▽

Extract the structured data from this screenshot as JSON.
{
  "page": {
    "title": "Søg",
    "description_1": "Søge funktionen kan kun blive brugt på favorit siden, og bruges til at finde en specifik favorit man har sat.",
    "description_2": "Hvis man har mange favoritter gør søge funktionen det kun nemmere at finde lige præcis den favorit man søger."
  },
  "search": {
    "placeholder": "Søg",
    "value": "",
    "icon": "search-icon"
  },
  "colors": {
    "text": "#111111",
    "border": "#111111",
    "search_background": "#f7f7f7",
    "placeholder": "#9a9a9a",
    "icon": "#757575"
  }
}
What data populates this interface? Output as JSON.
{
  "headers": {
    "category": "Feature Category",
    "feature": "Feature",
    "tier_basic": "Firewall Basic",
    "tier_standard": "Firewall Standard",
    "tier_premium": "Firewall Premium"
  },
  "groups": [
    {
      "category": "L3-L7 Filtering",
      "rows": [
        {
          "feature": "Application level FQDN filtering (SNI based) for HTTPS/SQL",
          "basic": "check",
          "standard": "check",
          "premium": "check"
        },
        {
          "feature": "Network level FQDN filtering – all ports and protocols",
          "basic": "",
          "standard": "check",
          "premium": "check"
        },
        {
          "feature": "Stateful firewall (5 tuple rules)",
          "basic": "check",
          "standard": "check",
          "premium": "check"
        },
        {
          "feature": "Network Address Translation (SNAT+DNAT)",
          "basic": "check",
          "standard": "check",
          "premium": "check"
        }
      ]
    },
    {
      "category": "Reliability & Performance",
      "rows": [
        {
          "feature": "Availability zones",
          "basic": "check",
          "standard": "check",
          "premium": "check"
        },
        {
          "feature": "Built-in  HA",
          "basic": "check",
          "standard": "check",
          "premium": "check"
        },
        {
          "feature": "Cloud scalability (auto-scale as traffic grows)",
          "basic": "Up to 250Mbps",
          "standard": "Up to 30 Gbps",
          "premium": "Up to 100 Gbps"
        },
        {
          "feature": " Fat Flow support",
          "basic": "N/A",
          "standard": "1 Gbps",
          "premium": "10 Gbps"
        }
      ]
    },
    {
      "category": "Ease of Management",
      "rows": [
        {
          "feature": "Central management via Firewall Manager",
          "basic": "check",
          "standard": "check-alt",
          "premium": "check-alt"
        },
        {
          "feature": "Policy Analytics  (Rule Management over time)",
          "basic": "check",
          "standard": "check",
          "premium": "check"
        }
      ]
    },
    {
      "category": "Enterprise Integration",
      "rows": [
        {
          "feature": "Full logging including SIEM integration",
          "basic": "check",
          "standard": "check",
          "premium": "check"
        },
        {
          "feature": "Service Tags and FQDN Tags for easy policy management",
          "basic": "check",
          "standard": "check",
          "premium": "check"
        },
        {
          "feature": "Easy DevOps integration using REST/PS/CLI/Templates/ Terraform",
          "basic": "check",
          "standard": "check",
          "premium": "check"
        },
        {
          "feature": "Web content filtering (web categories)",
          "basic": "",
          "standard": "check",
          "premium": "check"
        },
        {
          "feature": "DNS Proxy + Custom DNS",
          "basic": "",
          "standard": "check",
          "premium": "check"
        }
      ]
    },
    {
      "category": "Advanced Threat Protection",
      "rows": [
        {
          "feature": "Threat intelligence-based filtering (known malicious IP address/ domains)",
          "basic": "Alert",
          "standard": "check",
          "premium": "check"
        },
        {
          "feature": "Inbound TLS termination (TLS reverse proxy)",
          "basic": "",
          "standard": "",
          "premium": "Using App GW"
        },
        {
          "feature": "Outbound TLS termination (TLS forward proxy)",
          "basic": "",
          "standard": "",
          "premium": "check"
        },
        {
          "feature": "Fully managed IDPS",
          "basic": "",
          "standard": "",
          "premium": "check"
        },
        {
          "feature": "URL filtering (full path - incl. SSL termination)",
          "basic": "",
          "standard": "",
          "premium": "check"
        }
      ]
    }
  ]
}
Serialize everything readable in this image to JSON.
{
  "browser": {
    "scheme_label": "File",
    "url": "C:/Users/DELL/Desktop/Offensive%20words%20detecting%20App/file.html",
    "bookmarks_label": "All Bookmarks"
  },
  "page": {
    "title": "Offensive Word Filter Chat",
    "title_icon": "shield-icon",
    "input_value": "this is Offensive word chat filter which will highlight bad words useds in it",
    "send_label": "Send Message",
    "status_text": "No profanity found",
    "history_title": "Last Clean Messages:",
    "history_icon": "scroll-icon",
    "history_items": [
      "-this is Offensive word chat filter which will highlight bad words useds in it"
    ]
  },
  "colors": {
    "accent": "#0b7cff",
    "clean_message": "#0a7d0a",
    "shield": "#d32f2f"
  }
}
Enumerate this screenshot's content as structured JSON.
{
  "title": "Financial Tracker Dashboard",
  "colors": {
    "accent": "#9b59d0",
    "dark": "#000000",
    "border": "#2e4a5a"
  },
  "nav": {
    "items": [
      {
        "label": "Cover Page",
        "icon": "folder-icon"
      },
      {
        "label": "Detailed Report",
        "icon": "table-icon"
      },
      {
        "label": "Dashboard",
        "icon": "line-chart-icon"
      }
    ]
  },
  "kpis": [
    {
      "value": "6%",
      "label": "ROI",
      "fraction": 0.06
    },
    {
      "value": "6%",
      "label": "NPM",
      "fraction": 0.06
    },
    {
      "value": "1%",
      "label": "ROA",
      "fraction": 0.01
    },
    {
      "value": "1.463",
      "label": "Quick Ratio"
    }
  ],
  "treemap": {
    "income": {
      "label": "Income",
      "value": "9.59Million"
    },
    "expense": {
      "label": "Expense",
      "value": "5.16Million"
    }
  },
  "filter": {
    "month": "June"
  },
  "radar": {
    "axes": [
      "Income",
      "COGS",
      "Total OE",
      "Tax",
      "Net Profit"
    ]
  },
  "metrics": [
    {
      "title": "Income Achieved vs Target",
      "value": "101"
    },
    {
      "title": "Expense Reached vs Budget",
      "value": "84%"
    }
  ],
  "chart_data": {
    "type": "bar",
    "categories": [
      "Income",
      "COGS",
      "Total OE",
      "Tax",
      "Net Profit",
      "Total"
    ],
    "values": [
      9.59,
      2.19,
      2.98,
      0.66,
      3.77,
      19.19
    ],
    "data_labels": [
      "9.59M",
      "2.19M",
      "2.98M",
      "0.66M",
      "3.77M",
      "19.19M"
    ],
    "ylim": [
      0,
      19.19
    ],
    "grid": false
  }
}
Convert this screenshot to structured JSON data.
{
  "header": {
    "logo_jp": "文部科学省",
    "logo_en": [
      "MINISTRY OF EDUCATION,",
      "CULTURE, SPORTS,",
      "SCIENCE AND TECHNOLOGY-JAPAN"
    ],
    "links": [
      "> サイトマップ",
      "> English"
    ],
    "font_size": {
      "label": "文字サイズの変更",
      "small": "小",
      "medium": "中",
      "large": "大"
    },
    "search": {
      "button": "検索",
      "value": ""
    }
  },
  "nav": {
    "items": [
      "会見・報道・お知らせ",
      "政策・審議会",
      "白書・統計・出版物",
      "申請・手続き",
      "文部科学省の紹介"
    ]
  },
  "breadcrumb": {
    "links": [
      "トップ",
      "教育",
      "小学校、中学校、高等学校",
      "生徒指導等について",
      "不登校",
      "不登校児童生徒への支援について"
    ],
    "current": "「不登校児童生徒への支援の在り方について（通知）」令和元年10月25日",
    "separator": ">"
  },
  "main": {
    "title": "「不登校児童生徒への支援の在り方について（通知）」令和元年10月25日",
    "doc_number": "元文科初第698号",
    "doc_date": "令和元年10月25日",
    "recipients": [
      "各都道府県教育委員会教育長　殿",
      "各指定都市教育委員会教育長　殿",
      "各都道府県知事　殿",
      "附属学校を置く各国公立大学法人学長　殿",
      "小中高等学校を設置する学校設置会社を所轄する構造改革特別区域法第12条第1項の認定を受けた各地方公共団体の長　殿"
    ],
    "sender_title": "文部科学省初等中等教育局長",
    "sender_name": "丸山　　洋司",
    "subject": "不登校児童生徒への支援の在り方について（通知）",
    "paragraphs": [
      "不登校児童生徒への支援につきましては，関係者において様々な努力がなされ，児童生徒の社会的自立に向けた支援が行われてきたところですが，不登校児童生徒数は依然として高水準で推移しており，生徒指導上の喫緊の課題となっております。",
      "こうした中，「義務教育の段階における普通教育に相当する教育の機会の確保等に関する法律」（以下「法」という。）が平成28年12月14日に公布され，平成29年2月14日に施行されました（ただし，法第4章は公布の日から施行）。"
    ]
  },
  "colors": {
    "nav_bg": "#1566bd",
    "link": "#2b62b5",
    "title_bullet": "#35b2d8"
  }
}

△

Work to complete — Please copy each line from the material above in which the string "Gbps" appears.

Response area —
          "standard": "Up to 30 Gbps",
          "premium": "Up to 100 Gbps"
          "standard": "1 Gbps",
          "premium": "10 Gbps"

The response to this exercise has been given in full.